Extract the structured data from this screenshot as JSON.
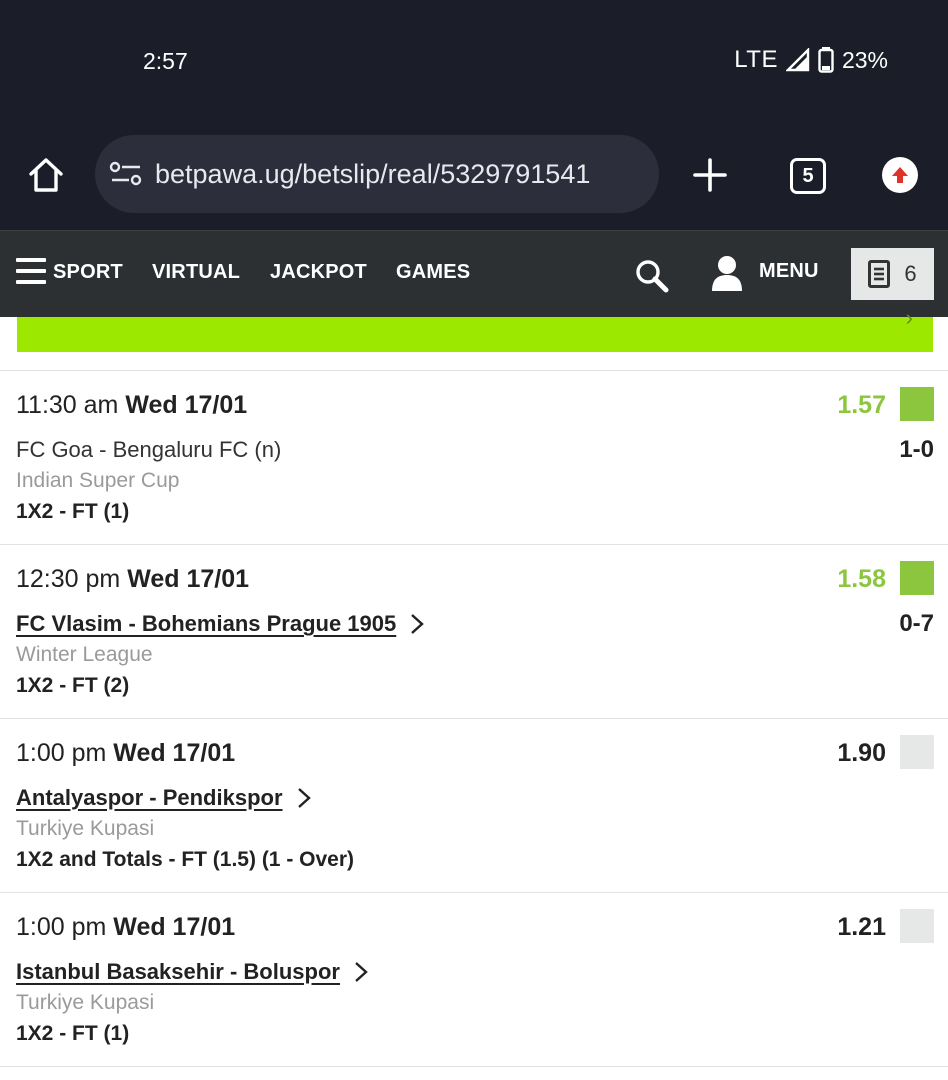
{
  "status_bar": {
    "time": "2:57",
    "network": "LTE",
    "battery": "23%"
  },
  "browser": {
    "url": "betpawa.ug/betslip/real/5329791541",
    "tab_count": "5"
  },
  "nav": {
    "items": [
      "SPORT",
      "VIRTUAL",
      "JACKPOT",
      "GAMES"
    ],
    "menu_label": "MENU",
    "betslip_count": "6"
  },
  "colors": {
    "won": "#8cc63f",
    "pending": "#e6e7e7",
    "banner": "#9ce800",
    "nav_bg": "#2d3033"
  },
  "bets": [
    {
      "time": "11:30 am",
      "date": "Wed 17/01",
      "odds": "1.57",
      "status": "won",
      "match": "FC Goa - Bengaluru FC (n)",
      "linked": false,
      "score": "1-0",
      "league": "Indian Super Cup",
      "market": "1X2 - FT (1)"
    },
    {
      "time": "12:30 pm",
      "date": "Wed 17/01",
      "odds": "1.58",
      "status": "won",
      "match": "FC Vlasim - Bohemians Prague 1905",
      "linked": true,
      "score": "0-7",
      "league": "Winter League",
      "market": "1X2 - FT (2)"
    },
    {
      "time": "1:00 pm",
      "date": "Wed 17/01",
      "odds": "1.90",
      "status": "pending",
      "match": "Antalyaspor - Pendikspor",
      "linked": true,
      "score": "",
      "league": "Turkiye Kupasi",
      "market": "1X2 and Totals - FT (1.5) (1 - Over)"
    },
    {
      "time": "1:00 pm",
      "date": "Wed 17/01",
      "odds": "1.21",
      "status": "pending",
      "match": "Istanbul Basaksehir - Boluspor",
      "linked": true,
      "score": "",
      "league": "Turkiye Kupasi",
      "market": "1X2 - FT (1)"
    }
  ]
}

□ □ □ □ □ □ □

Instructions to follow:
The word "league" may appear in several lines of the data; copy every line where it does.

Solution:
      "league": "Indian Super Cup",
      "league": "Winter League",
      "league": "Turkiye Kupasi",
      "league": "Turkiye Kupasi",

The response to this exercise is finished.